President Vladimir Putin has asserted that Russia's military is now stronger than any possible attacker but must be prepared to "adjust plans to neutralize potential threats to our country."
"We can say with certainty: We are stronger now than any potential aggressor," Putin said on December 22. "Any."
Speaking at an annual end-of-year meeting at the Defense Ministry in Moscow, Putin said Russia needs to strengthen its nuclear potential and ensure it has missiles that can "reliably penetrate any existing and prospective missile-defense systems."
Separately, U.S. President-elect Donald Trump on December 22 called for the United States to expand its own nuclear capabilities.
Trump tweeted that “the United States must greatly strengthen and expand its nuclear capability until such time as the world comes to its senses regarding nukes."
A Trump spokesman, Jason Miller, said later that "President-elect Trump was referring to the threat of nuclear proliferation and the critical need to prevent it -- particularly to and among terrorist organizations and unstable and rogue regimes."
Trump is vacationing in Florida before taking office on January 20.
The separate statements from Putin and Trump calling for strengthening of their respective nuclear capabilities comes despite both countries having committed to caps on their nuclear arsenals under the 2010 New START treaty.
Those commitments were one of main achievements of U.S. President Barack Obama's first-term effort to mend ties with Russia.
One U.S. nuclear arms expert, Steven Pifer, tweeted in response to Trump’s message that the United States "has robust nuclear forces and plans to modernize strategic triad. No need to expand. Should instead engage Russia on reducing nukes." Pifer is director of the Arms Control and Non-Proliferation Initiative at the Brookings Institution, a Washington-based think tank, and a former U.S. ambassador to Ukraine.
Ties between Russia and the United States have chilled in recent years, notably with Russia's military seizure of Ukraine's Crimean Peninsula in March 2014 and the war between Kyiv's forces and Russia-backed separatists in eastern Ukraine.
The separate statements by Putin and Trump also come despite recent signals from both leaders that they will seek to improve U.S.-Russian relations under a Trump presidency.
Much of Putin’s end-of-year meeting at the Defense Ministry was shown on state TV.
Critics say Putin often uses talk of military might and what he says are potential threats from abroad to incite patriotism and draw attention away from domestic problems in Russia.

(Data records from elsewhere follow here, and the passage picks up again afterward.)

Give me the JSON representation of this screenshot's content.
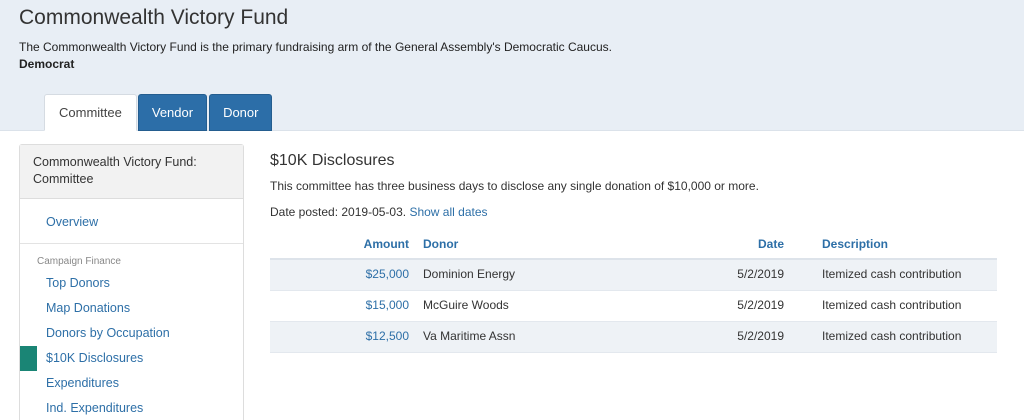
{
  "header": {
    "title": "Commonwealth Victory Fund",
    "description": "The Commonwealth Victory Fund is the primary fundraising arm of the General Assembly's Democratic Caucus.",
    "party": "Democrat"
  },
  "tabs": [
    {
      "label": "Committee",
      "active": true
    },
    {
      "label": "Vendor",
      "active": false
    },
    {
      "label": "Donor",
      "active": false
    }
  ],
  "sidebar": {
    "header": "Commonwealth Victory Fund: Committee",
    "overview": "Overview",
    "section_label": "Campaign Finance",
    "items": [
      {
        "label": "Top Donors"
      },
      {
        "label": "Map Donations"
      },
      {
        "label": "Donors by Occupation"
      },
      {
        "label": "$10K Disclosures"
      },
      {
        "label": "Expenditures"
      },
      {
        "label": "Ind. Expenditures"
      }
    ],
    "active_index": 3,
    "accent_color": "#1a8575"
  },
  "main": {
    "title": "$10K Disclosures",
    "description": "This committee has three business days to disclose any single donation of $10,000 or more.",
    "date_posted_prefix": "Date posted: 2019-05-03.",
    "show_all_link": "Show all dates"
  },
  "table": {
    "headers": {
      "amount": "Amount",
      "donor": "Donor",
      "date": "Date",
      "description": "Description"
    },
    "rows": [
      {
        "amount": "$25,000",
        "donor": "Dominion Energy",
        "date": "5/2/2019",
        "description": "Itemized cash contribution"
      },
      {
        "amount": "$15,000",
        "donor": "McGuire Woods",
        "date": "5/2/2019",
        "description": "Itemized cash contribution"
      },
      {
        "amount": "$12,500",
        "donor": "Va Maritime Assn",
        "date": "5/2/2019",
        "description": "Itemized cash contribution"
      }
    ]
  },
  "colors": {
    "link": "#2d6fa7",
    "tab_blue": "#2c6ea8",
    "hero_bg": "#e8eef5"
  }
}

Putin said Russia "must carefully monitor any changes in the balance of power and in the political-military situation in the world, especially along Russia's borders."
He also called a missile-defense system the United States and NATO are building in Europe a threat to Russia’s security, something Washington says is not the case.
Defense Minister Sergei Shoigu told the meeting that the military has successfully shown its capabilities in Syria, where a Russian air campaign has supported President Bashar al-Assad since September 2015.
The military has "tested 162 types of modern armaments during military campaign in Syria," including warplanes and helicopters, he said.